Yes, my Lords; while I do not accept the figure given, I understand that there has been a particular challenge this year for newly qualified physiotherapists finding employment within the National Health Service. Only two weeks ago, NHS employers held a summit with various interested parties to discuss this issue. A range of actions have been agreed, including encouraging current basic-grade physiotherapists to apply for higher-graded jobs—thus releasing vacancies for basic-grade physiotherapists—more career advice for physiotherapists and the encouragement of joint appointments between the NHS and the independent sector.

My Lords, is it not the case in National Health Service practices that an increasing burden of administration is falling on the doctor and that more and more treatment is in the hands of the practice nurse? That trend seems irreversible. Admirable though practice nurses are, if you have a sporting injury you would be lucky to find one who would be able to give you the advice that you probably need, even for simple sprains and injuries suffered on the football field.

No, my Lords, that is not my experience, nor is it the experience of many patients. Yes, many staff in primary care are taking on new roles and responsibilities, which often means that patients do not have to go to hospitals because they can have checks in the surgery; but, due to the other changes being made in primary care, GPs actually have more time to deal with patients.
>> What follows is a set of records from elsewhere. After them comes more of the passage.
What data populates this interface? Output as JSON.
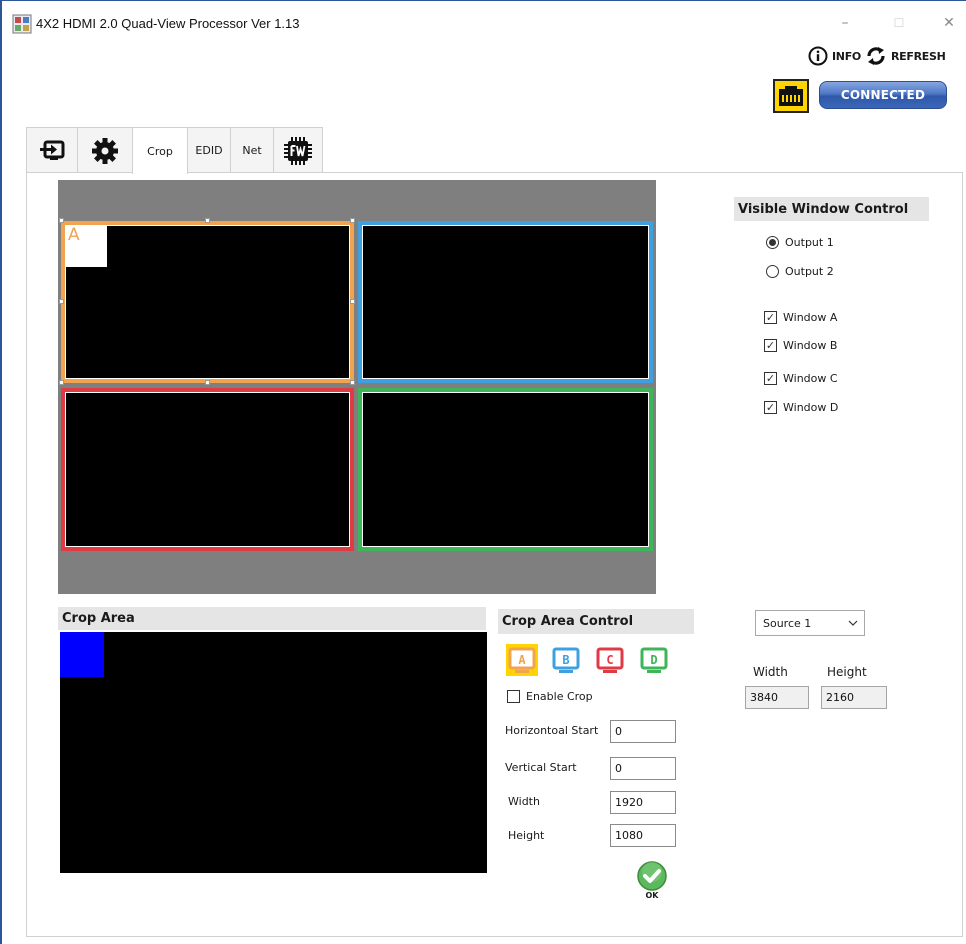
{
  "window": {
    "title": "4X2 HDMI 2.0 Quad-View Processor   Ver 1.13",
    "minimize": "–",
    "maximize": "☐",
    "close": "✕"
  },
  "header": {
    "info_label": "INFO",
    "refresh_label": "REFRESH",
    "connection_status": "CONNECTED"
  },
  "tabs": [
    {
      "label": "",
      "icon": "input-switch-icon"
    },
    {
      "label": "",
      "icon": "gear-icon"
    },
    {
      "label": "Crop",
      "active": true
    },
    {
      "label": "EDID"
    },
    {
      "label": "Net"
    },
    {
      "label": "",
      "icon": "fw-chip-icon"
    }
  ],
  "preview": {
    "window_a_label": "A",
    "colors": {
      "A": "#f0a450",
      "B": "#3ea0e0",
      "C": "#e03a44",
      "D": "#3fb55a"
    }
  },
  "visible_window_control": {
    "title": "Visible Window Control",
    "outputs": [
      {
        "label": "Output 1",
        "selected": true
      },
      {
        "label": "Output 2",
        "selected": false
      }
    ],
    "windows": [
      {
        "label": "Window A",
        "checked": true
      },
      {
        "label": "Window B",
        "checked": true
      },
      {
        "label": "Window C",
        "checked": true
      },
      {
        "label": "Window D",
        "checked": true
      }
    ]
  },
  "crop_area": {
    "title": "Crop Area"
  },
  "crop_area_control": {
    "title": "Crop Area Control",
    "sources": [
      "A",
      "B",
      "C",
      "D"
    ],
    "enable_crop_label": "Enable Crop",
    "enable_crop_checked": false,
    "horizontal_start_label": "Horizontoal Start",
    "horizontal_start_value": "0",
    "vertical_start_label": "Vertical Start",
    "vertical_start_value": "0",
    "width_label": "Width",
    "width_value": "1920",
    "height_label": "Height",
    "height_value": "1080",
    "ok_label": "OK"
  },
  "source_info": {
    "selected_source": "Source 1",
    "width_label": "Width",
    "height_label": "Height",
    "width_value": "3840",
    "height_value": "2160"
  }
}
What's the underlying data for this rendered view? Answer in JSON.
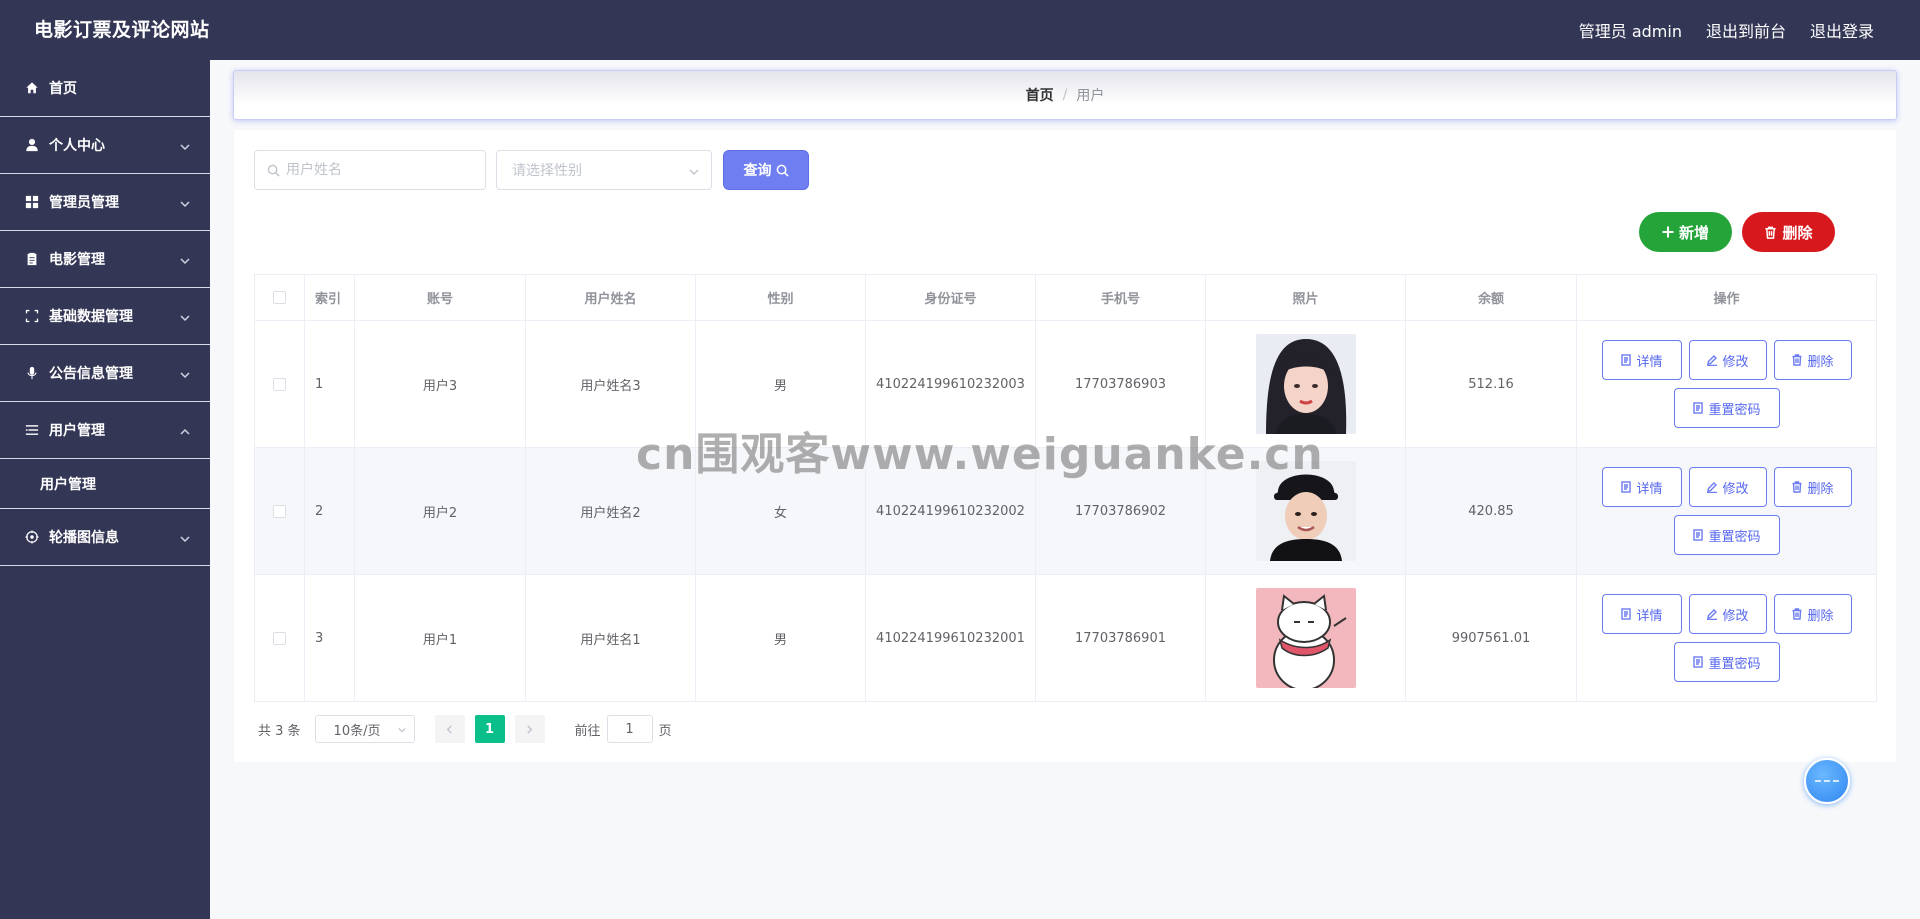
{
  "header": {
    "site_title": "电影订票及评论网站",
    "admin_label": "管理员 admin",
    "to_frontend": "退出到前台",
    "logout": "退出登录"
  },
  "sidebar": {
    "items": [
      {
        "label": "首页",
        "icon": "home-icon"
      },
      {
        "label": "个人中心",
        "icon": "user-icon"
      },
      {
        "label": "管理员管理",
        "icon": "grid-icon"
      },
      {
        "label": "电影管理",
        "icon": "clipboard-icon"
      },
      {
        "label": "基础数据管理",
        "icon": "frame-icon"
      },
      {
        "label": "公告信息管理",
        "icon": "microphone-icon"
      },
      {
        "label": "用户管理",
        "icon": "list-icon"
      },
      {
        "label": "轮播图信息",
        "icon": "target-icon"
      }
    ],
    "submenu": {
      "label": "用户管理"
    }
  },
  "breadcrumb": {
    "home": "首页",
    "separator": "/",
    "current": "用户"
  },
  "search": {
    "name_placeholder": "用户姓名",
    "gender_placeholder": "请选择性别",
    "query_label": "查询"
  },
  "actions": {
    "add_label": "新增",
    "delete_label": "删除"
  },
  "table": {
    "headers": [
      "索引",
      "账号",
      "用户姓名",
      "性别",
      "身份证号",
      "手机号",
      "照片",
      "余额",
      "操作"
    ],
    "rows": [
      {
        "index": "1",
        "account": "用户3",
        "name": "用户姓名3",
        "gender": "男",
        "id_card": "410224199610232003",
        "phone": "17703786903",
        "photo": "photo-girl",
        "balance": "512.16"
      },
      {
        "index": "2",
        "account": "用户2",
        "name": "用户姓名2",
        "gender": "女",
        "id_card": "410224199610232002",
        "phone": "17703786902",
        "photo": "photo-boy",
        "balance": "420.85"
      },
      {
        "index": "3",
        "account": "用户1",
        "name": "用户姓名1",
        "gender": "男",
        "id_card": "410224199610232001",
        "phone": "17703786901",
        "photo": "photo-cartoon-cat",
        "balance": "9907561.01"
      }
    ],
    "op_labels": {
      "detail": "详情",
      "edit": "修改",
      "delete": "删除",
      "reset_password": "重置密码"
    }
  },
  "pagination": {
    "total": "共 3 条",
    "page_size": "10条/页",
    "current_page": "1",
    "goto_label": "前往",
    "goto_value": "1",
    "page_unit": "页"
  },
  "watermark": "cn围观客www.weiguanke.cn",
  "colors": {
    "nav_bg": "#333755",
    "primary": "#6f7ff2",
    "add_green": "#25a43a",
    "delete_red": "#d7191d",
    "page_active": "#0bbf8a"
  }
}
My Lords, is the Minister aware of the danger of the community type of MRSA spreading in sports clubs? In the interest of public health, will he see that there are adequate hygiene facilities?

Yes, my Lords. As the noble Baroness will know, the incidence of community-based MRSA is low in this country, but experience in the US certainly suggests that it can be spread in sports clubs. We have already issued guidance to the health service but we are looking at further guidance. I very much accept that her point is relevant to guidance and advice that should be given to the health service.
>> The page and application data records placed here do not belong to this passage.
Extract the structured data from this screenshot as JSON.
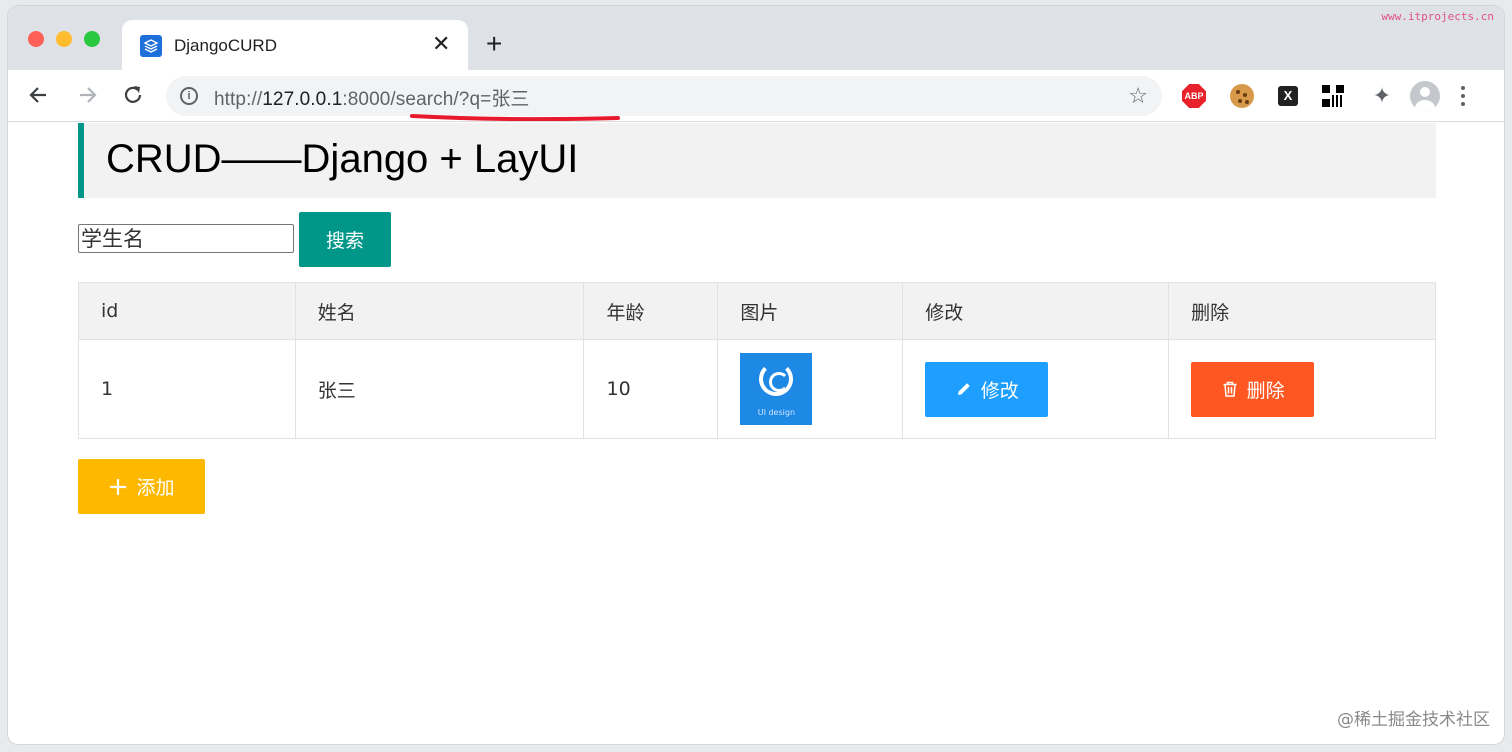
{
  "browser": {
    "tab_title": "DjangoCURD",
    "tab_close": "✕",
    "new_tab": "+",
    "url_scheme": "http://",
    "url_host": "127.0.0.1",
    "url_rest": ":8000/search/?q=张三",
    "abp_label": "ABP",
    "x_label": "X",
    "watermark_top": "www.itprojects.cn"
  },
  "page": {
    "title": "CRUD——Django + LayUI",
    "search_placeholder": "学生名",
    "search_button": "搜索",
    "add_button": "添加"
  },
  "table": {
    "headers": [
      "id",
      "姓名",
      "年龄",
      "图片",
      "修改",
      "删除"
    ],
    "rows": [
      {
        "id": "1",
        "name": "张三",
        "age": "10",
        "image_caption": "UI design",
        "edit_label": "修改",
        "delete_label": "删除"
      }
    ]
  },
  "watermark_bottom": "@稀土掘金技术社区",
  "colors": {
    "accent": "#009688",
    "edit": "#1e9fff",
    "delete": "#ff5722",
    "add": "#ffb800",
    "url_underline": "#e8192c"
  }
}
My Lords, given that as a society we actively encourage people to do more sport, for both public health and personal health reasons, should we not be rather concerned, as the Minister has already said, about people who get injured and need to be mobile for their jobs? Can he tell us how quickly the workforce development work will ensure that we get more physiotherapists in place and more specialist sports medicine in the NHS?

My Lords, I anticipate that in the near future we will have 40 specialist doctors, in addition to 12 starting training each year. With regard to the recruitment of newly qualified physiotherapists, it is worth bearing in mind that the vacancy rate for physiotherapists has dropped dramatically because of the increase in the number of training places. I fully agree with the noble Baroness’s first point. She will know that the joint strategy between my department and the DWP on health, work and well-being takes as its premise that early intervention, good occupational health services and good support from the NHS will stop many people going off work in the first place, and that applies as much to sports injuries as it does to occupational injuries.

My Lords, does the Minister agree that the definition of sport and sports medicine in this context should apply not just to formal sports and games but to informal types of outdoor recreation, such as rock climbing and cycling?

Yes, my Lords. There should not be a theological dispute about the benefits of organised sport on the one hand and more general exercise on the other; in my view, the two go together. The more we can encourage young people in particular but the population as a whole to engage in exercise, the better it will be for their health and life outcomes.